Tue, 7 Dec 2010|
In this vehicle extrication training video, Dave Dalrymple and his crew tackle the problem of patients getting their feet entrapped in the footwell of vehicles.

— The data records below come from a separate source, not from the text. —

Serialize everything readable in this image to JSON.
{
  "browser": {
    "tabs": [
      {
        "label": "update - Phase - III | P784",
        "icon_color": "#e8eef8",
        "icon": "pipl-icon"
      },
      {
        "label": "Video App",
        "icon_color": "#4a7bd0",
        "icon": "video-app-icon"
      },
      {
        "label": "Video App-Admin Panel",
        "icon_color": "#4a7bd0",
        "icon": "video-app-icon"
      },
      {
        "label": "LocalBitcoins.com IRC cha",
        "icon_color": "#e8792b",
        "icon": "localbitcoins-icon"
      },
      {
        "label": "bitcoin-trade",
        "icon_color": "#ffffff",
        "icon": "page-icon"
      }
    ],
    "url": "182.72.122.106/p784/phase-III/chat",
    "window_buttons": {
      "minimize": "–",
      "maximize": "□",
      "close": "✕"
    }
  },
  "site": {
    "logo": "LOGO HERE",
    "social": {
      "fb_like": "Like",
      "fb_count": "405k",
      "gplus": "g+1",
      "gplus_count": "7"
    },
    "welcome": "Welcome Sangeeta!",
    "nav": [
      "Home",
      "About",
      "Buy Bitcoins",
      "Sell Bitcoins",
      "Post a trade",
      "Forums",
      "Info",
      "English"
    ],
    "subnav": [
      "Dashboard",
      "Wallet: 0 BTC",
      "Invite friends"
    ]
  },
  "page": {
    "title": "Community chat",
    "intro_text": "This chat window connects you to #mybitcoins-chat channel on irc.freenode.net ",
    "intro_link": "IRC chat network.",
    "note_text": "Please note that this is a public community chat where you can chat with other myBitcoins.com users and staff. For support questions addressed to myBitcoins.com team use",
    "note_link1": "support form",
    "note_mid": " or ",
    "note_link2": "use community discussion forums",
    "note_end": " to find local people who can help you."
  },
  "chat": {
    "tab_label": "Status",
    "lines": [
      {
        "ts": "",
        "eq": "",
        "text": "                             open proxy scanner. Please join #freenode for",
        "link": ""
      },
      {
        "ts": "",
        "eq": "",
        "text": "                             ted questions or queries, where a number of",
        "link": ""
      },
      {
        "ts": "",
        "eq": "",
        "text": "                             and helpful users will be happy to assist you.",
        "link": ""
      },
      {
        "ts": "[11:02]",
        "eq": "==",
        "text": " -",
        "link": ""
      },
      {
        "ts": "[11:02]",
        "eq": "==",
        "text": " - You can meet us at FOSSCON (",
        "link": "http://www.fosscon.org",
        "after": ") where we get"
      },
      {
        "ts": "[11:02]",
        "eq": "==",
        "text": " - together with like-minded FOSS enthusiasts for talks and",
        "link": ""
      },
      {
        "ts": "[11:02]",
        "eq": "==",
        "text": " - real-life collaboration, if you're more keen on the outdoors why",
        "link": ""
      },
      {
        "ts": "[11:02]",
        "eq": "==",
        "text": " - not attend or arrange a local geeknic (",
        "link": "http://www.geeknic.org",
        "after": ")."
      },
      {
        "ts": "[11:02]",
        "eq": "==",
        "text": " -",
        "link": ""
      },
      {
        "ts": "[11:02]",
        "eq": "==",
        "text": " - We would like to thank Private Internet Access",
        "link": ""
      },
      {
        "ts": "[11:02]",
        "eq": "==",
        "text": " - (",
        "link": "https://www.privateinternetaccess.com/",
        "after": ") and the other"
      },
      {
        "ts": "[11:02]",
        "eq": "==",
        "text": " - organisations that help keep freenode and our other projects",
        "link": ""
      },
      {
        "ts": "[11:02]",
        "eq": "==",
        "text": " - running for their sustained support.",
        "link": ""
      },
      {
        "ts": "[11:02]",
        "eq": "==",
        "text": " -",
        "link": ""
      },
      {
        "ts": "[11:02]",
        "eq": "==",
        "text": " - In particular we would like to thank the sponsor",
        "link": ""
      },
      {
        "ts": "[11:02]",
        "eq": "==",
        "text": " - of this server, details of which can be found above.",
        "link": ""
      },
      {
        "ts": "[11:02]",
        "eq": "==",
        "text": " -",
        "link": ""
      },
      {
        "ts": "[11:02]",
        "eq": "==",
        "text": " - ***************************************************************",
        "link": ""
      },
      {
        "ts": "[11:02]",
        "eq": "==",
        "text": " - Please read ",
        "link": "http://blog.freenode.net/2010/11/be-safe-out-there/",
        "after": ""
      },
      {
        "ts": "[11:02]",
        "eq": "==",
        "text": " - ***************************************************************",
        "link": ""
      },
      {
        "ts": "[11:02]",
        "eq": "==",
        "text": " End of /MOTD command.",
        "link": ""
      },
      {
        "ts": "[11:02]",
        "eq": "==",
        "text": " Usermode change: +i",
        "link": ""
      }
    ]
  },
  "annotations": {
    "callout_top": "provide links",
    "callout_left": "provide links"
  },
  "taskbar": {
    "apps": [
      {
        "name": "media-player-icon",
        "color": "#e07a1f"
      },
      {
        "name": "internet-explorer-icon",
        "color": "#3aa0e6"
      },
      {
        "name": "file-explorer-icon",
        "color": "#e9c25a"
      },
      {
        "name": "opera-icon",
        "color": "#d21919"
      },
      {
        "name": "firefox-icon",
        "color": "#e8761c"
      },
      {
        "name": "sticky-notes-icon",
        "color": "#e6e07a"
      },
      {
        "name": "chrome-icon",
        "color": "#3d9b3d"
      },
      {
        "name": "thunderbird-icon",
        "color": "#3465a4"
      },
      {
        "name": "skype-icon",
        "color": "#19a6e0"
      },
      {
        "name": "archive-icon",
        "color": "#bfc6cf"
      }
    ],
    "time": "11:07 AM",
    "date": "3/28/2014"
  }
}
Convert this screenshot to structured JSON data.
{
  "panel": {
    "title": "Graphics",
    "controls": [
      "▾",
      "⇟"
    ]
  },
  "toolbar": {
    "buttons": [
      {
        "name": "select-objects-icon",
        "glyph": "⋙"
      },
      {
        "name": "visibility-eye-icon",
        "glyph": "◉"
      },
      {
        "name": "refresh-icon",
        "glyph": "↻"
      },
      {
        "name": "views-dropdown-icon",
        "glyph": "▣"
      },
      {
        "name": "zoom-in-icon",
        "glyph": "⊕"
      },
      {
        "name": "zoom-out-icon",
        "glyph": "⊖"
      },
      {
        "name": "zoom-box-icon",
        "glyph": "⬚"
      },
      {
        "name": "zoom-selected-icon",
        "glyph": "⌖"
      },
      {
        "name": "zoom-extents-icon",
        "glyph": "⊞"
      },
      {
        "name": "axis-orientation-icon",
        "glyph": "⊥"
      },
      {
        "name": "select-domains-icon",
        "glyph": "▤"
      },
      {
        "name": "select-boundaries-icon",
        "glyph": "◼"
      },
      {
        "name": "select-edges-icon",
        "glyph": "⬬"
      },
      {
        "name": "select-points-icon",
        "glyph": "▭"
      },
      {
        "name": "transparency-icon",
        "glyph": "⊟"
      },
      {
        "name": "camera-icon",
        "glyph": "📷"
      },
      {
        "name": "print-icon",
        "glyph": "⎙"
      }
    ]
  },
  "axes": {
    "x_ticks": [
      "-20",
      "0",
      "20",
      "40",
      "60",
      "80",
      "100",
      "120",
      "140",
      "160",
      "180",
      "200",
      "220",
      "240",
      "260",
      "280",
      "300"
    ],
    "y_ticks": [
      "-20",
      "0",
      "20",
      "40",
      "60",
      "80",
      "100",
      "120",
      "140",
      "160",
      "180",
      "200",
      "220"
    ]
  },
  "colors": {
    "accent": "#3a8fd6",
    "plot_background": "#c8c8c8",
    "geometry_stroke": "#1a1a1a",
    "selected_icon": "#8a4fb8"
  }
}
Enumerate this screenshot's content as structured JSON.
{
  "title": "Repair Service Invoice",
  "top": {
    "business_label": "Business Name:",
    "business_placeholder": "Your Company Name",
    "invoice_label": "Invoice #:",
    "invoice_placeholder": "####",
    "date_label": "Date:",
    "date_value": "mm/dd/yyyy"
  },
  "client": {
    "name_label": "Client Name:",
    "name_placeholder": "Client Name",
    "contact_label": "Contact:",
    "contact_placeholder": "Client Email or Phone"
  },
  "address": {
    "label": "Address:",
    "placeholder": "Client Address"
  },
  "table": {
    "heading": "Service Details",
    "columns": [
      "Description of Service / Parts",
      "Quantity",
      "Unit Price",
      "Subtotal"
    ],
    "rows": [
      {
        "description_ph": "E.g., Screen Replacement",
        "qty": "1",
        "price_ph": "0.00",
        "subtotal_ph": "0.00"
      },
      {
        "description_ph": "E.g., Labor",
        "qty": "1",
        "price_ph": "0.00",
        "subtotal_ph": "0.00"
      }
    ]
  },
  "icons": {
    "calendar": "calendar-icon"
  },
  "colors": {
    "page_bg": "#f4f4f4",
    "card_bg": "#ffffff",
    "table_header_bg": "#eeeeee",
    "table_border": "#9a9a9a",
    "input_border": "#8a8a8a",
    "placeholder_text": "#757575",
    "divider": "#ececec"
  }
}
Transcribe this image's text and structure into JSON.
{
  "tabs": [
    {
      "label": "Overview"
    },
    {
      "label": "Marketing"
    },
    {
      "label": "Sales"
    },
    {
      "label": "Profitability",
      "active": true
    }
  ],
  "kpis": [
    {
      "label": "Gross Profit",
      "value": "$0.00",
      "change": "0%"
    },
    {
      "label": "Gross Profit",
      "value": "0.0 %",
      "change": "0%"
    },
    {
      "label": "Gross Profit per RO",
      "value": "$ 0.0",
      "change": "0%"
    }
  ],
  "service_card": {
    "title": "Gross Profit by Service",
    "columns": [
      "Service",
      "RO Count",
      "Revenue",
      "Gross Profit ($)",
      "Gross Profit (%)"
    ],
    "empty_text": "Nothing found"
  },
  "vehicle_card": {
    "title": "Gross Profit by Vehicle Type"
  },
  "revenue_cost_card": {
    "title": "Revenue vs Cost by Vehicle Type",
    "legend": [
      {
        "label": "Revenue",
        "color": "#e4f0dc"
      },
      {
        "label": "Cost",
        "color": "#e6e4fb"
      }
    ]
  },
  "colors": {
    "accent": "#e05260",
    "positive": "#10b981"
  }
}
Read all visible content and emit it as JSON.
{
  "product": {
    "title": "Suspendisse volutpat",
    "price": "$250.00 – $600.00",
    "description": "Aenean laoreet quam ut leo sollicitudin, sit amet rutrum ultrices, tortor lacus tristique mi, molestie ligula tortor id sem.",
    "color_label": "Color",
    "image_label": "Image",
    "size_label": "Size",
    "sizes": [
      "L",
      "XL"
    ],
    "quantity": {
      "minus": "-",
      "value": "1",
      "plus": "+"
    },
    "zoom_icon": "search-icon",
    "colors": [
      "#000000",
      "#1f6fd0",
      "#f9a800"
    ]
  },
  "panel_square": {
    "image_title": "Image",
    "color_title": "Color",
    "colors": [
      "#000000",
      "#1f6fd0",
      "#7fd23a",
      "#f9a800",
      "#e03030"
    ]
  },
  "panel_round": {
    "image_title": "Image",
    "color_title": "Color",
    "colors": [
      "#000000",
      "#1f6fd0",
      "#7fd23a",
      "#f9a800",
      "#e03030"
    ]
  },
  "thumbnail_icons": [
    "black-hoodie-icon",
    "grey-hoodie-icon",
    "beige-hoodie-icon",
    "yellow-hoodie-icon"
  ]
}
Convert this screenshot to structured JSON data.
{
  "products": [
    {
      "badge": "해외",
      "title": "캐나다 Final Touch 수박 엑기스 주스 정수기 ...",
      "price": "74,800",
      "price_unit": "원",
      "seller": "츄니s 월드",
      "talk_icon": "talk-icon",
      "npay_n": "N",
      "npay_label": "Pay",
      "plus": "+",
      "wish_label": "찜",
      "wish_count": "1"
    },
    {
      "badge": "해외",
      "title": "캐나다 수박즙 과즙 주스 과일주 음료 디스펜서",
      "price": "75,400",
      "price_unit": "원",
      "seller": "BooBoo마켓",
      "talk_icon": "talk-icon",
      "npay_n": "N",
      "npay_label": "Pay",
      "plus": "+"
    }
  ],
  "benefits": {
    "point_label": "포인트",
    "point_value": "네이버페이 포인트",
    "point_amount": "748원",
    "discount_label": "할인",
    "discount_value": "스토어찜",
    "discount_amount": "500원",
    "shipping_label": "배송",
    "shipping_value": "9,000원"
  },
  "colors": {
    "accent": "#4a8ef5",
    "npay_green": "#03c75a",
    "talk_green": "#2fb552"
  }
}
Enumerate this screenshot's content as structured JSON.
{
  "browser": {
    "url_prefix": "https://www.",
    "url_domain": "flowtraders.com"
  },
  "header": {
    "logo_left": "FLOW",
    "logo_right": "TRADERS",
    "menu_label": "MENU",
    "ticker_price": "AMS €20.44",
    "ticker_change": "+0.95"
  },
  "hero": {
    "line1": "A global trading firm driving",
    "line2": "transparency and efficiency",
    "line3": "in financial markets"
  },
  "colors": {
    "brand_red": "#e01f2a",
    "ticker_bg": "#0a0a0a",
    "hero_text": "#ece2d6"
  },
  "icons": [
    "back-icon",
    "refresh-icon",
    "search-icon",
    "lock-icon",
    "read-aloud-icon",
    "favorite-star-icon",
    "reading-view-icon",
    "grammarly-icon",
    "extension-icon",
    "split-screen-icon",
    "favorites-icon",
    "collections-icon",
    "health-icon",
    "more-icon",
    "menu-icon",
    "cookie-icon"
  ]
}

[BLANK_AUDIO] [MUSIC] Okay rescuers, welcome to training minutes. My name is Dave Dalrymple. We're gonna talk about unique situation that we're seeing more and more of due to new vehicle construction and vehicle types that are out there. Footwell entrapments. Where occupants of the vehicle get their feet trapped in the vehicle close the pedals and close to the foot well area where the firewall meets the floor. So let's watch the crew take a foot well apart and make space appropriately with power hydraulic rescue tools. Okay our crew has done a, a B-post here they've removed the side of the vehicle. However our patient's still trapped. Again remember new, new vehicle technology a lot of our entrapments are gonna be lower extremities. So we're gonna need to widen the footwell or lift the dash or a combination of both. at the same time. So here, we're gonna go through a combination dash lift footwell opening. [SOUND]. [SOUND] [NOISE] Now what, one of the rescuers has done is exposed and pulled the fender away to expose the crumple zone. We're gonna make a, we're gonna make a deep cut into that area so we can. Hinge that area. Okay. When hard protection and placed between our tool work and our patient because of the space that's around and the close proximity of our tools. [SOUND] We're gonna make the relief cut into the top of the A post. We're gonna make a six inch bite. >> Out of the A post. [MUSIC] [MUSIC] [MUSIC] [MUSIC] [MUSIC] As you can see between the tool action between the release cuts. And lifting with the spreader, we've opened up the foot well far enough now where we can bring in a long board and extradite and disentangle the patient from the vehicle. Okay rescuers, our crew is just gone through a foot well evolution. Now the reason why we did this evolution today was to reinforce the fact that. You're going to see more footwell and lower extremity entrapment then ever before due to the fact of new vehicle construction and the way the vehicles are manufactured today. Now, any time working in close proximity to the patient, we, we need to use appropriate caution, hence the enhanced protection that we've used. And that the crew has utilized as they've worked through this step by step. I'd like to thank you for watching training minutes. I'd like to thank Horwatro for sponsoring Fire Engineering's Training Minutes. Be safe out there.